That is not to say that LGBT teenagers do not still struggle. Last year Stonewall found that 45% of LGBT youth had been bullied for their identity in the UK.

But does Love, Simon play it too safe?

Simon says…

Yes, say some. It “feels like a film responding to an entirely different culture, like one in which gay marriage was never legalised,” writes D’Addario. Surely there are more interesting stories to tell about today’s LGBT young people? Making a film that so carefully mimics straight romance feels flat and uninteresting.

That “normality” is exactly what makes it special, argue others. There’s no whiff of tragedy to the story, as there is in so many other LGBT films. It’s sweet and happy. Gay teenagers have not had that before, and they need it. The optimistic portrayal of coming out has already encouraged people to come out to their own friends and family, including one of the film’s own actors. That is all the proof you need.

You Decide

  1. Do teenagers need a film like Love, Simon?
  2. How important is it to see characters like you in films and on TV?

Activities

  1. As a class, list all of the LGBT characters you can remember seeing on TV and film. Discuss: were they good or bad role models for young people? Was their sexuality treated as a joke? And do their stories have happy endings?
  2. Write a scene from your own film about a teenager who has a secret they are keeping from friends and family.

Some People Say...

“The only queer people are those who don’t love anybody.”

Rita Mae Brown

What do you think?

Q & A

What do we know?
Love, Simon is rated a 12A, and it will be out next Tuesday (April 6) in UK cinemas. It has already been out in the US for two weeks, where it earned $11.8 million over its opening weekend, roughly the amount expected of it. It has generally received positive views from critics, and it currently has a high audience rating of 93% on the website Rotten Tomatoes.
What do we not know?
Whether “ordinary” LGBT love stories will become the norm in Hollywood. There have been several very high-profile LGBT art-house movies over the last few years, most notably Moonlight and Call Me By Your Name. But gay characters are still largely absent from mainstream movies, except as side characters. There have still been no openly gay superheroes or Disney characters, for example.

Word Watch

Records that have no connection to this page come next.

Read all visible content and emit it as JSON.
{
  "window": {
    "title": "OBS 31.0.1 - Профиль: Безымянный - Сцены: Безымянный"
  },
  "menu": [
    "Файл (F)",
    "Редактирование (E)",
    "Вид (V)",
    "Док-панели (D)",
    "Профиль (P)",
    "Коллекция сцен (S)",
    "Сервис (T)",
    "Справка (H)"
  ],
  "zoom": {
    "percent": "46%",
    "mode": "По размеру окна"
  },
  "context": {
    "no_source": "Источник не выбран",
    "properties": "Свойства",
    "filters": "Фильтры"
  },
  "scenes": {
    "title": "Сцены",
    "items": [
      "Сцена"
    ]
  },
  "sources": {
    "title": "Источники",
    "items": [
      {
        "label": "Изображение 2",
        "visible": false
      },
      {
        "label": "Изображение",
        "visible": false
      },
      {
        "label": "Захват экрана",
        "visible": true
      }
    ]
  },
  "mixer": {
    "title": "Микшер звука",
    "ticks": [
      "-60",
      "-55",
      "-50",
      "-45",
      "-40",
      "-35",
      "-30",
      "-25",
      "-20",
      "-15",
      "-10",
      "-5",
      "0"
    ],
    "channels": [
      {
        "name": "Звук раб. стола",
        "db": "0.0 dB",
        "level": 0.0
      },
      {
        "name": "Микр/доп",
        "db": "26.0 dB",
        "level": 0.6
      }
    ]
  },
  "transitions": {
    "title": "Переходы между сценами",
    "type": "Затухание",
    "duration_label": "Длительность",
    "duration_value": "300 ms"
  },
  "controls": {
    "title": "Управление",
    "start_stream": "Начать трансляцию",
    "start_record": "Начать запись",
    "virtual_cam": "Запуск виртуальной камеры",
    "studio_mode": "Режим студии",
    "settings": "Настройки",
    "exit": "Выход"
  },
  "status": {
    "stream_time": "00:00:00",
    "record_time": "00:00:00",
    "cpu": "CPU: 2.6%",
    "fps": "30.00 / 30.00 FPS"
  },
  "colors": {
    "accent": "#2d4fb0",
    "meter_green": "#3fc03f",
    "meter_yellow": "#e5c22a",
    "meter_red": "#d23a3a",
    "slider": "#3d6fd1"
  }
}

Closeted
Someone who is “in the closet”, meaning they identify as LGBT but have not told other people yet.
YA novel
Titled Simon vs. The Homo Sapiens Agenda and published by Penguin in the UK.
But I’m A Cheerleader
The story of a popular American cheerleader who is sent away to “True Directions”, a conversion therapy camp where teenagers are sent to be “cured” of being gay.
Call Me By Your Name
The film was nominated for Best Picture at this year’s Oscars, and it won Best Adapted Screenplay. It is about a 17-year-old who has an affair with his father’s summer assistant in Italy in 1983.
Moonlight
Winner of the 2017 Best Picture Oscar. The film is about a young black man growing up in a rough neighbourhood of Miami while coming to terms with being gay.
Art-house
A serious and artistic film, usually made by an independent studio. Arthouse films are generally aimed at niche audiences, rather than mass markets.
45%
This has decreased from 55% in 2012, suggesting that things are getting better for LGBT young people in Britain, but it is still significantly high.